Data for review Start Marker

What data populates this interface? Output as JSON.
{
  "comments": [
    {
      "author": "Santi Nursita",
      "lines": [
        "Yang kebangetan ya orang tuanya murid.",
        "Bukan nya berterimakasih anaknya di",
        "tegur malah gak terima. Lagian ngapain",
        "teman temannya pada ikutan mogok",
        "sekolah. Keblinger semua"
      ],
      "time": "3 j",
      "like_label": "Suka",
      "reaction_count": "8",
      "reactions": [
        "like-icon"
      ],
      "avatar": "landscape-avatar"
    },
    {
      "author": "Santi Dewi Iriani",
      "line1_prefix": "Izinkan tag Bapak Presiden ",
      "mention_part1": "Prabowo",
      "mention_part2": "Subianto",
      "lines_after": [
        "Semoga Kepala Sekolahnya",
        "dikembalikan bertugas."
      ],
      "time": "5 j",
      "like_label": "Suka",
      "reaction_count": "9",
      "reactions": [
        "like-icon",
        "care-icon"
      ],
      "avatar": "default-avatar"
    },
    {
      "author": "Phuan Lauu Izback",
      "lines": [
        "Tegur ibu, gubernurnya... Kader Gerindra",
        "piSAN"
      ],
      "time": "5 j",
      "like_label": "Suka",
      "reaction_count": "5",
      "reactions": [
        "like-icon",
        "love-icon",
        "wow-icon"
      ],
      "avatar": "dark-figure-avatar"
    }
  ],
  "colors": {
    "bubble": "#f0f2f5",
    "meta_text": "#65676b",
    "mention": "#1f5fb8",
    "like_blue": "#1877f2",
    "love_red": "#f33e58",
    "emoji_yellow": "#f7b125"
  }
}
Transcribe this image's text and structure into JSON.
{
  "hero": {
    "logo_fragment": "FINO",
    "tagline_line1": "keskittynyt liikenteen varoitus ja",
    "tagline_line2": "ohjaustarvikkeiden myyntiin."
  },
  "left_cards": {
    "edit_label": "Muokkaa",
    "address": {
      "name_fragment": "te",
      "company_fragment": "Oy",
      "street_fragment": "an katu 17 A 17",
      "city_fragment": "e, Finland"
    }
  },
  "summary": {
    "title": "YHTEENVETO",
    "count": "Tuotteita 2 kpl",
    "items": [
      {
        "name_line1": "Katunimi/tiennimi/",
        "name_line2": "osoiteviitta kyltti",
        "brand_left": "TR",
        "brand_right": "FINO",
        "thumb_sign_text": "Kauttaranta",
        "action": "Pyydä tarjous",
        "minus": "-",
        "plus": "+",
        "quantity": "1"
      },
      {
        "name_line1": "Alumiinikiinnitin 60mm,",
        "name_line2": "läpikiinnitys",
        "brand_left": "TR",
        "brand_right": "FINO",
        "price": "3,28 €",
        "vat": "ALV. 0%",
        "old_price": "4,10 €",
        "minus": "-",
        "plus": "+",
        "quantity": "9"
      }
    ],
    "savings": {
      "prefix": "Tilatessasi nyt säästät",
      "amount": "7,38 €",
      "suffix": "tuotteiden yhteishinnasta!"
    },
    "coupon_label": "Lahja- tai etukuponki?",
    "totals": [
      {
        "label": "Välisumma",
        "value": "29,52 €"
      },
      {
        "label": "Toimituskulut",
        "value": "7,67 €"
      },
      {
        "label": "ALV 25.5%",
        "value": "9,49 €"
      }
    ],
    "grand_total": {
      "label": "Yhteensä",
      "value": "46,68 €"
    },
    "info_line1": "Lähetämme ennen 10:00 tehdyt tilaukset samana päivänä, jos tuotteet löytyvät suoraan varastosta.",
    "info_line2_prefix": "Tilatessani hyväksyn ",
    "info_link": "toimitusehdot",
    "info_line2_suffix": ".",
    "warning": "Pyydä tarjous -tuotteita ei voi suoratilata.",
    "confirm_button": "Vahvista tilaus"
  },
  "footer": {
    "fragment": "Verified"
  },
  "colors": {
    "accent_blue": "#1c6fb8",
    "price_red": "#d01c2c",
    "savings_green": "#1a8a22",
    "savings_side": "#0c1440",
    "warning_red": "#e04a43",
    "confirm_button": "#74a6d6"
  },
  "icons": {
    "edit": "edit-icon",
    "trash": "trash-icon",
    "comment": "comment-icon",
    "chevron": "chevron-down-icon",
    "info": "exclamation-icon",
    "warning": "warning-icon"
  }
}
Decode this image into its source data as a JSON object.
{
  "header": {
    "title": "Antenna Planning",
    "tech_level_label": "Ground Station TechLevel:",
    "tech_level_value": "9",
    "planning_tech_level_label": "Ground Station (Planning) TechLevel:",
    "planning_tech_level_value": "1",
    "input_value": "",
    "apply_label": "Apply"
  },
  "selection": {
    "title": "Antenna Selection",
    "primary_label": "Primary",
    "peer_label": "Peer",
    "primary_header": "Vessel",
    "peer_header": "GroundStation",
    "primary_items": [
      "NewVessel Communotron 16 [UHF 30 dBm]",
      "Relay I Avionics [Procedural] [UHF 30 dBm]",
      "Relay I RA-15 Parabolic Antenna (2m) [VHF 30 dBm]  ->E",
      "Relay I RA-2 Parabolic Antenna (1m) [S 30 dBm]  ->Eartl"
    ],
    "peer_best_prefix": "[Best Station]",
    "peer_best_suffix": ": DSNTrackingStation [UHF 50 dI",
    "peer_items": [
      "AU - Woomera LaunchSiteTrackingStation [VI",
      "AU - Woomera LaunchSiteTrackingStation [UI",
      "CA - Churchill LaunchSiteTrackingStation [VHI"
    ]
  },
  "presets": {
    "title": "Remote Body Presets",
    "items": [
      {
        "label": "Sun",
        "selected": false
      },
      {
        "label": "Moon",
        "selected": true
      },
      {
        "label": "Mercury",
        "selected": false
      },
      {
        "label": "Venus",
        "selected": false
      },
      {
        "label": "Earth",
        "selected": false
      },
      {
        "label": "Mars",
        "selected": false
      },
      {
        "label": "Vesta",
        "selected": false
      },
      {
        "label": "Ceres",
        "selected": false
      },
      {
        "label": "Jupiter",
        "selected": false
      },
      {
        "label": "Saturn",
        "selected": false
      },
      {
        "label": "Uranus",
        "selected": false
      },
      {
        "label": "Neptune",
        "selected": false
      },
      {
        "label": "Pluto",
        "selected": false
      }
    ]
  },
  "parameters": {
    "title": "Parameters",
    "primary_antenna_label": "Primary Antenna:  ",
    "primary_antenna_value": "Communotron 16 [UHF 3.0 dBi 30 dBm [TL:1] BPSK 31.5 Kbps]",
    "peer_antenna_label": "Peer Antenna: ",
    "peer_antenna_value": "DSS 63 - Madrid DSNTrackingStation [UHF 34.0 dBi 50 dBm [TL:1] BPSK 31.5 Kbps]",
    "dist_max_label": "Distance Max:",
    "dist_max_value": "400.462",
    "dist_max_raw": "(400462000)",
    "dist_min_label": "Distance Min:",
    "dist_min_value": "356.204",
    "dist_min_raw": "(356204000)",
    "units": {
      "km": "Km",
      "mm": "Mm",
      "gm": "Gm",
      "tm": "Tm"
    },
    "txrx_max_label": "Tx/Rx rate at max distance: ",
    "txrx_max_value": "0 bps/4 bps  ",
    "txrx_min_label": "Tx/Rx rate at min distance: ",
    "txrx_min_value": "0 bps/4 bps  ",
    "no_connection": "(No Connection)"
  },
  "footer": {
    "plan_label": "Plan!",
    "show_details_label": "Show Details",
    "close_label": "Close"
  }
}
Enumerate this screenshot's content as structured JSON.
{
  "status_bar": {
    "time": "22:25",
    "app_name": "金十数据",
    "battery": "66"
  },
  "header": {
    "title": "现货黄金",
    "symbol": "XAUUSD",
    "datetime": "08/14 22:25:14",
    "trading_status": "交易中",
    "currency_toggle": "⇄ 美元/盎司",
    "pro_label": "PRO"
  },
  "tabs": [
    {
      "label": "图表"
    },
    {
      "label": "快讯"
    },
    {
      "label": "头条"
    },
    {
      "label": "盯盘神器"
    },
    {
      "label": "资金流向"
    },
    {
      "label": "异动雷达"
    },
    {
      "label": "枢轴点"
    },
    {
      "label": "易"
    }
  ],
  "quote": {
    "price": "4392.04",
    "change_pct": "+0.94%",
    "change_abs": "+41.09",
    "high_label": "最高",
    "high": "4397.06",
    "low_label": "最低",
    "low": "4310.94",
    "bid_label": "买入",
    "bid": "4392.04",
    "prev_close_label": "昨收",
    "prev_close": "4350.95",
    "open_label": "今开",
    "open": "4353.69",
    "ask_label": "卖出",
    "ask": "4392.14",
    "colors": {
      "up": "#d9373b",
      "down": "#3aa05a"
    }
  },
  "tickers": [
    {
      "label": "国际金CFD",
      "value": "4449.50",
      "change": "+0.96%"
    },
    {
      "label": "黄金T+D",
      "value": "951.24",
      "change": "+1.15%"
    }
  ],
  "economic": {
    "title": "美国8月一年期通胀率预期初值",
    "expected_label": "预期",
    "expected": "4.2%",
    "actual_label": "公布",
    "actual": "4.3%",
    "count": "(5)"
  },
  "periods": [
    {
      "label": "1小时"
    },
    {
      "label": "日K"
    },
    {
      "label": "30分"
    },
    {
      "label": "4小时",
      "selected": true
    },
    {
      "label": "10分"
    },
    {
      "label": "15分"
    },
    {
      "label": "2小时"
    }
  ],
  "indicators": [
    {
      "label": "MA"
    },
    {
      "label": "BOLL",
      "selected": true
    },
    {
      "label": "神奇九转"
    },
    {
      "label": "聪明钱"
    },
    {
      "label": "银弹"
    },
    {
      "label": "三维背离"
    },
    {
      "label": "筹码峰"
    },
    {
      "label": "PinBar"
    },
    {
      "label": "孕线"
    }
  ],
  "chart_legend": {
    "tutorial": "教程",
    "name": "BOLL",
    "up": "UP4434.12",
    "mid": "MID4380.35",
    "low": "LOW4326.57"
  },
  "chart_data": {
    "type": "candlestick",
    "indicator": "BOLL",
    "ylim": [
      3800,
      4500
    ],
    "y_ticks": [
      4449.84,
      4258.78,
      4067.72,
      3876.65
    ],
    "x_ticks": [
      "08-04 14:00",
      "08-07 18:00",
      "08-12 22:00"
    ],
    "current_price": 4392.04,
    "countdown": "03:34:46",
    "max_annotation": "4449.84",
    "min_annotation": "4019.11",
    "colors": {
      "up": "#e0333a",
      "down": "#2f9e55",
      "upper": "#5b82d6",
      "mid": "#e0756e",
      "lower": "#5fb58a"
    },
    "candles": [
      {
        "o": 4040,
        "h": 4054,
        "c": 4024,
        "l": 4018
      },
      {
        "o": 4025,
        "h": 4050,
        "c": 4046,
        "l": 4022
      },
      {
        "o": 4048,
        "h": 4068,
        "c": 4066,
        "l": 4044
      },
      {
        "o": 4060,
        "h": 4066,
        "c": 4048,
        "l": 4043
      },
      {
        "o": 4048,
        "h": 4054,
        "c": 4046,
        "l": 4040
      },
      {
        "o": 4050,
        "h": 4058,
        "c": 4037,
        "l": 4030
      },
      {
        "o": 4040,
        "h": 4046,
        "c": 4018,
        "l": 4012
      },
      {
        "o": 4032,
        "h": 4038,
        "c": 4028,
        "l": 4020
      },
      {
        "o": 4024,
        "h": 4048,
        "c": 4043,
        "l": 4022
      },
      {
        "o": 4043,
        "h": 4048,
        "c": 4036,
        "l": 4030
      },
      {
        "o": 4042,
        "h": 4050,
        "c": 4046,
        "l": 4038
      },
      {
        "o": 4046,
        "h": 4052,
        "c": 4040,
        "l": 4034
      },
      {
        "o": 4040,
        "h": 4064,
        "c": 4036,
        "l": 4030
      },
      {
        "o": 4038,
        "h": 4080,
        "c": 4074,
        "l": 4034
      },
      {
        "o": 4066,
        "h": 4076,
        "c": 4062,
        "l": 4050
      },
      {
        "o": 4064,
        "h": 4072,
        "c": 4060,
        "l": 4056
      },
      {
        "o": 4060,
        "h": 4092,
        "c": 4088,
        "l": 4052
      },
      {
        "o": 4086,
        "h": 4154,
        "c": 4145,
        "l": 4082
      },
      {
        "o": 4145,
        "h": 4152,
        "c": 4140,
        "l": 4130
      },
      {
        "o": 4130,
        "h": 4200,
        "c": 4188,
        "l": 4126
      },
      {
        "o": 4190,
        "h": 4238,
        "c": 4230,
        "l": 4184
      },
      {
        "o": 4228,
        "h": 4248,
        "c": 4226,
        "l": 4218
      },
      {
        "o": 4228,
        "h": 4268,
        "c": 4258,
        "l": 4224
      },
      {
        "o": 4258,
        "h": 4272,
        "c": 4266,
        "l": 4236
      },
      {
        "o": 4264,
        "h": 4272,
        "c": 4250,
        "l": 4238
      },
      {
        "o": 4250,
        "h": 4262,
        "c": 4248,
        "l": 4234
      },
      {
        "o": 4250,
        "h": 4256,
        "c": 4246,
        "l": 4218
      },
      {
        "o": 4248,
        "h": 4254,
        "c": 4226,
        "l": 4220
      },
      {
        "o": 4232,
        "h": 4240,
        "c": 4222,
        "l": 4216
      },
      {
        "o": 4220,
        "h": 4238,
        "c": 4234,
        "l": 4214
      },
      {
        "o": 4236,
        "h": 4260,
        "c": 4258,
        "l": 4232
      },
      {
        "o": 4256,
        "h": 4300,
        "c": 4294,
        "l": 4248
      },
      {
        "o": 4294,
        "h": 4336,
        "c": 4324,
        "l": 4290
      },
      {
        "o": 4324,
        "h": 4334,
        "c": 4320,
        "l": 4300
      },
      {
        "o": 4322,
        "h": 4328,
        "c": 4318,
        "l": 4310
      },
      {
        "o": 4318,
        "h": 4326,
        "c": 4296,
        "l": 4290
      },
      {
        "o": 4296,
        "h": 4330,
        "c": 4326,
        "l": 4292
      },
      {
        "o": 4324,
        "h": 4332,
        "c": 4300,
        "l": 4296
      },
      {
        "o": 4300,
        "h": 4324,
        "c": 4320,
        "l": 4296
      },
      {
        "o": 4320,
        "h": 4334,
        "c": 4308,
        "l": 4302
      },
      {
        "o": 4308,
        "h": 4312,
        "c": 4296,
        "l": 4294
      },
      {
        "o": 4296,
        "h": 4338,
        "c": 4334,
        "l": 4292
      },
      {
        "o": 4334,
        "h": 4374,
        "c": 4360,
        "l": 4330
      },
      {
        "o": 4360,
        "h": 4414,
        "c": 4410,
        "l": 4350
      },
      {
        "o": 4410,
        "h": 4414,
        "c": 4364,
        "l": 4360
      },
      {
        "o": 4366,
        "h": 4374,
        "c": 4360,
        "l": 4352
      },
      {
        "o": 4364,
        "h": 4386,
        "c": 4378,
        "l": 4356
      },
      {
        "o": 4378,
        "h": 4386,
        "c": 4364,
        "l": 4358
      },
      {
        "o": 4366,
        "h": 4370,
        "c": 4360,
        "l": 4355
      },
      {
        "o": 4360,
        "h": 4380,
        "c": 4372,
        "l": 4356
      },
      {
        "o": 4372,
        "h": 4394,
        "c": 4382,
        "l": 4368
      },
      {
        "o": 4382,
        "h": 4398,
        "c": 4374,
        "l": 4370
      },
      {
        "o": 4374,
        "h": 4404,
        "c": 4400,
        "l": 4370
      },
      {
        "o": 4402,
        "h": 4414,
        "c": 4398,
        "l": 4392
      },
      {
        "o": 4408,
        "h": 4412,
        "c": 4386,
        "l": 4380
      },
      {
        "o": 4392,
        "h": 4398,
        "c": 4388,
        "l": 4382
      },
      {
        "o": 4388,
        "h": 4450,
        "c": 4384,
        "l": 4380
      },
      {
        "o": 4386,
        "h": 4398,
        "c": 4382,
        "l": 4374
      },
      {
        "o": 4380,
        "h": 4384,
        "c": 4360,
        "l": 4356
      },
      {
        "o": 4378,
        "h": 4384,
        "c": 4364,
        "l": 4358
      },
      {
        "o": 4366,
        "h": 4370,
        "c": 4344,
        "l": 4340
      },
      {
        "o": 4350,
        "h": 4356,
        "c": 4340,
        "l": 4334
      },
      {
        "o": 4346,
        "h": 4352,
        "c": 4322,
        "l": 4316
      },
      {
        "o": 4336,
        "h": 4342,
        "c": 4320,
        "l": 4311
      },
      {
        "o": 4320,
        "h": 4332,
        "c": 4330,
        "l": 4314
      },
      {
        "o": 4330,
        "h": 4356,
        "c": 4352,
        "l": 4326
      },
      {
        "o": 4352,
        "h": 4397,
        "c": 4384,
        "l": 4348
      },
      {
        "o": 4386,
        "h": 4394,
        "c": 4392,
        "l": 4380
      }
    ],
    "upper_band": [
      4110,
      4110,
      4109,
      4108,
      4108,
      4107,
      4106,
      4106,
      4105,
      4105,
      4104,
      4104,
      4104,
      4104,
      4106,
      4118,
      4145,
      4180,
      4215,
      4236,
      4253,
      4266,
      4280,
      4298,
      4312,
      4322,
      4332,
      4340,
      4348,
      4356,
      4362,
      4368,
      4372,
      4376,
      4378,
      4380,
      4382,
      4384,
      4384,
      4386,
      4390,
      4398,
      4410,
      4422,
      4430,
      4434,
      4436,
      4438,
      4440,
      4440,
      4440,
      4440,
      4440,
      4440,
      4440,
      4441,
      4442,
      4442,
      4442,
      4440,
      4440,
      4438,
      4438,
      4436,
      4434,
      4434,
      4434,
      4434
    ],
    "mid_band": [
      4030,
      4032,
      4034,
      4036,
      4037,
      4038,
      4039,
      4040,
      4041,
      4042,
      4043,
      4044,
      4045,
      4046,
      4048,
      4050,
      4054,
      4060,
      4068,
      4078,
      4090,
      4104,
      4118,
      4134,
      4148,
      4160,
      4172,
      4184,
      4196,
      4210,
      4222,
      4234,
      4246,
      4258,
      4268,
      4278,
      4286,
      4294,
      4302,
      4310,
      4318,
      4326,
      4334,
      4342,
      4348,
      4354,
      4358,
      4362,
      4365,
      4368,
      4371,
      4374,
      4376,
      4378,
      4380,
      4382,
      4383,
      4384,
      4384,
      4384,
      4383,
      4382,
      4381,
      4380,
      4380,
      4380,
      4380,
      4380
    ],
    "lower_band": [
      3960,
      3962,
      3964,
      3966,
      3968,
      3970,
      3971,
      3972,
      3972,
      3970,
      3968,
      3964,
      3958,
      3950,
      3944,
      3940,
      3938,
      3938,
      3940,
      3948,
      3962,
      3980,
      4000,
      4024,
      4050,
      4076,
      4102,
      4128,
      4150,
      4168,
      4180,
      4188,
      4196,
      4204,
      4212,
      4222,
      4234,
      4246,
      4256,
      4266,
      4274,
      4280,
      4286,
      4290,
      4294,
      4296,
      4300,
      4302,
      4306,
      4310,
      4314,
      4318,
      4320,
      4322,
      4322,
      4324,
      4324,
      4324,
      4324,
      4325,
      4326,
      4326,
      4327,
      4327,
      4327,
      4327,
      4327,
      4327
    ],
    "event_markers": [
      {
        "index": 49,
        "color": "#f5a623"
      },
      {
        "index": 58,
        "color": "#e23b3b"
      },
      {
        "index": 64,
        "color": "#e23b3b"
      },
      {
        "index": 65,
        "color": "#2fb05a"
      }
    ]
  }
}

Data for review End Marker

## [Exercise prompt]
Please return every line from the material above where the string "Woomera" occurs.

## [Result of the exercise]
      "AU - Woomera LaunchSiteTrackingStation [VI",
      "AU - Woomera LaunchSiteTrackingStation [UI",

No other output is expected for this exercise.